▶ _Data for the task_
━━━━━━━━

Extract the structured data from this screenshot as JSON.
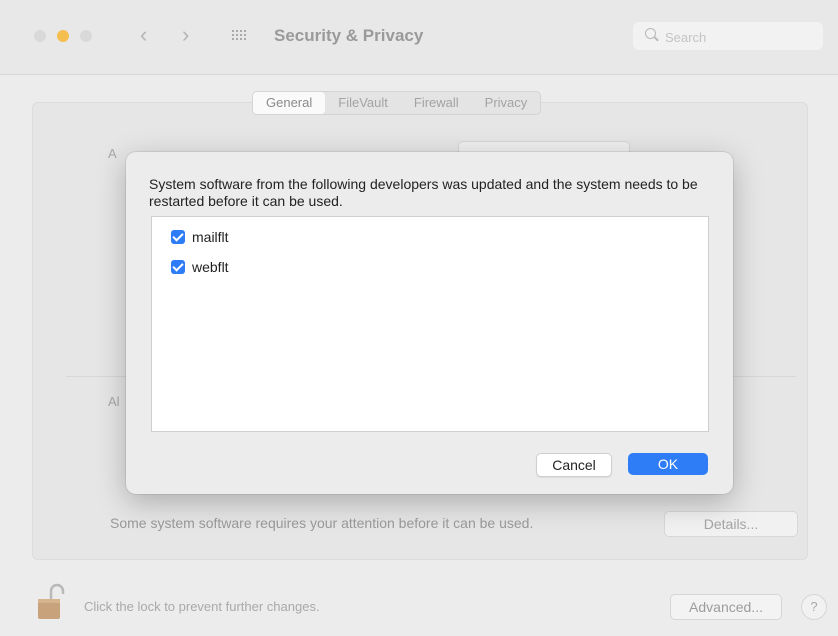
{
  "window": {
    "title": "Security & Privacy",
    "search": {
      "placeholder": "Search",
      "value": ""
    }
  },
  "tabs": [
    {
      "label": "General",
      "selected": true
    },
    {
      "label": "FileVault",
      "selected": false
    },
    {
      "label": "Firewall",
      "selected": false
    },
    {
      "label": "Privacy",
      "selected": false
    }
  ],
  "background": {
    "attention_text": "Some system software requires your attention before it can be used.",
    "details_label": "Details..."
  },
  "footer": {
    "lock_text": "Click the lock to prevent further changes.",
    "advanced_label": "Advanced...",
    "help_label": "?"
  },
  "dialog": {
    "message": "System software from the following developers was updated and the system needs to be restarted before it can be used.",
    "items": [
      {
        "label": "mailflt",
        "checked": true
      },
      {
        "label": "webflt",
        "checked": true
      }
    ],
    "cancel_label": "Cancel",
    "ok_label": "OK"
  },
  "colors": {
    "accent": "#2f7df6",
    "minimize": "#f5bf4f"
  }
}
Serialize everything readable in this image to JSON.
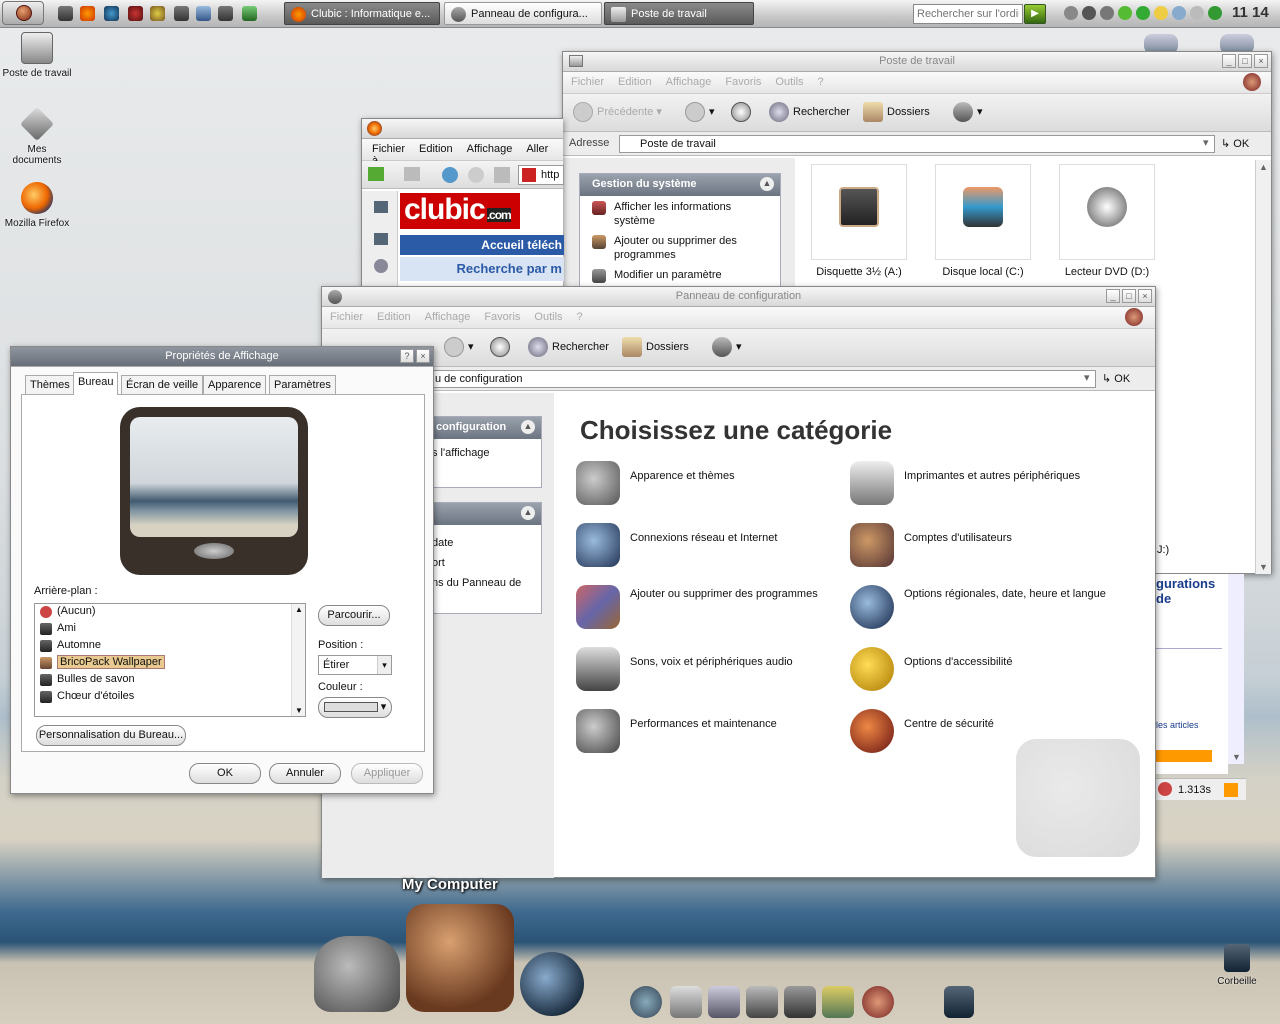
{
  "taskbar": {
    "buttons": [
      {
        "label": "Clubic : Informatique e..."
      },
      {
        "label": "Panneau de configura..."
      },
      {
        "label": "Poste de travail"
      }
    ],
    "search_placeholder": "Rechercher sur l'ordina",
    "clock": "11 14"
  },
  "desktop": {
    "icons": [
      {
        "label": "Poste de travail"
      },
      {
        "label": "Mes documents"
      },
      {
        "label": "Mozilla Firefox"
      }
    ],
    "trash": "Corbeille"
  },
  "mycomputer": {
    "title": "Poste de travail",
    "menu": [
      "Fichier",
      "Edition",
      "Affichage",
      "Favoris",
      "Outils",
      "?"
    ],
    "toolbar": {
      "back": "Précédente",
      "search": "Rechercher",
      "folders": "Dossiers"
    },
    "address_label": "Adresse",
    "address": "Poste de travail",
    "ok": "OK",
    "panel_title": "Gestion du système",
    "panel_items": [
      "Afficher les informations système",
      "Ajouter ou supprimer des programmes",
      "Modifier un paramètre"
    ],
    "drives": [
      "Disquette 3½ (A:)",
      "Disque local (C:)",
      "Lecteur DVD (D:)"
    ],
    "partial": "J:)"
  },
  "browser": {
    "menu": [
      "Fichier",
      "Edition",
      "Affichage",
      "Aller à"
    ],
    "url": "http",
    "logo": "clubic",
    "logo_sub": ".com",
    "band1": "Accueil téléch",
    "band2": "Recherche par m",
    "right_heading_1": "gurations",
    "right_heading_2": "de",
    "link": "les articles",
    "status_time": "1.313s"
  },
  "controlpanel": {
    "title": "Panneau de configuration",
    "menu": [
      "Fichier",
      "Edition",
      "Affichage",
      "Favoris",
      "Outils",
      "?"
    ],
    "toolbar": {
      "search": "Rechercher",
      "folders": "Dossiers"
    },
    "address": "u de configuration",
    "ok": "OK",
    "side1_title": "configuration",
    "side1_item": "s l'affichage",
    "side2_items": [
      "date",
      "ort",
      "ns du Panneau de"
    ],
    "heading": "Choisissez une catégorie",
    "categories": [
      "Apparence et thèmes",
      "Imprimantes et autres périphériques",
      "Connexions réseau et Internet",
      "Comptes d'utilisateurs",
      "Ajouter ou supprimer des programmes",
      "Options régionales, date, heure et langue",
      "Sons, voix et périphériques audio",
      "Options d'accessibilité",
      "Performances et maintenance",
      "Centre de sécurité"
    ]
  },
  "dialog": {
    "title": "Propriétés de Affichage",
    "tabs": [
      "Thèmes",
      "Bureau",
      "Écran de veille",
      "Apparence",
      "Paramètres"
    ],
    "background_label": "Arrière-plan :",
    "backgrounds": [
      "(Aucun)",
      "Ami",
      "Automne",
      "BricoPack Wallpaper",
      "Bulles de savon",
      "Chœur d'étoiles"
    ],
    "selected_background": "BricoPack Wallpaper",
    "browse": "Parcourir...",
    "position_label": "Position :",
    "position_value": "Étirer",
    "color_label": "Couleur :",
    "customize": "Personnalisation du Bureau...",
    "ok": "OK",
    "cancel": "Annuler",
    "apply": "Appliquer"
  },
  "dock": {
    "label": "My Computer"
  }
}
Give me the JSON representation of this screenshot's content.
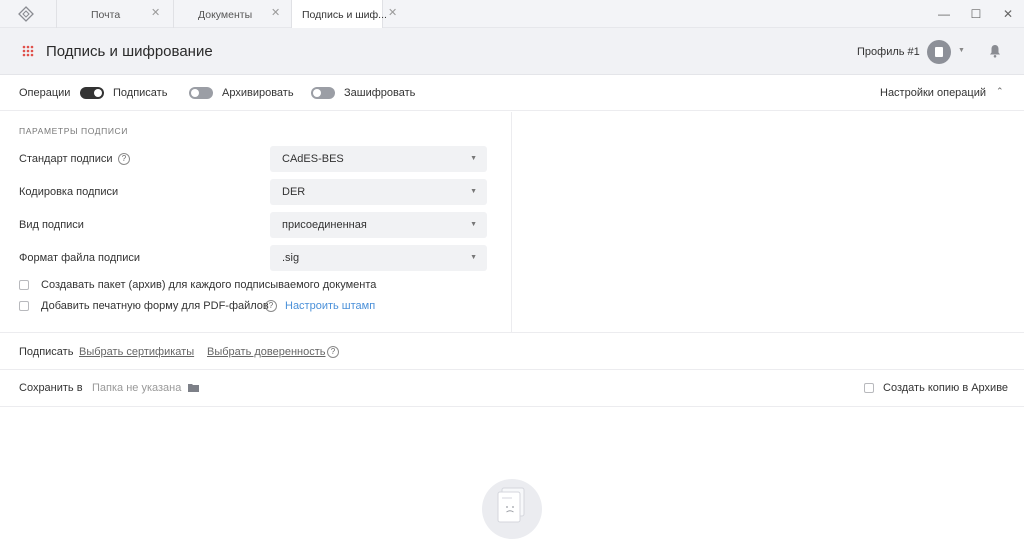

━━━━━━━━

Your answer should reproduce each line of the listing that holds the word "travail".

▶ _Solution for this problem_
        "label": "Poste de travail"
        "label": "Poste de travail"
    "title": "Poste de travail",
    "address": "Poste de travail",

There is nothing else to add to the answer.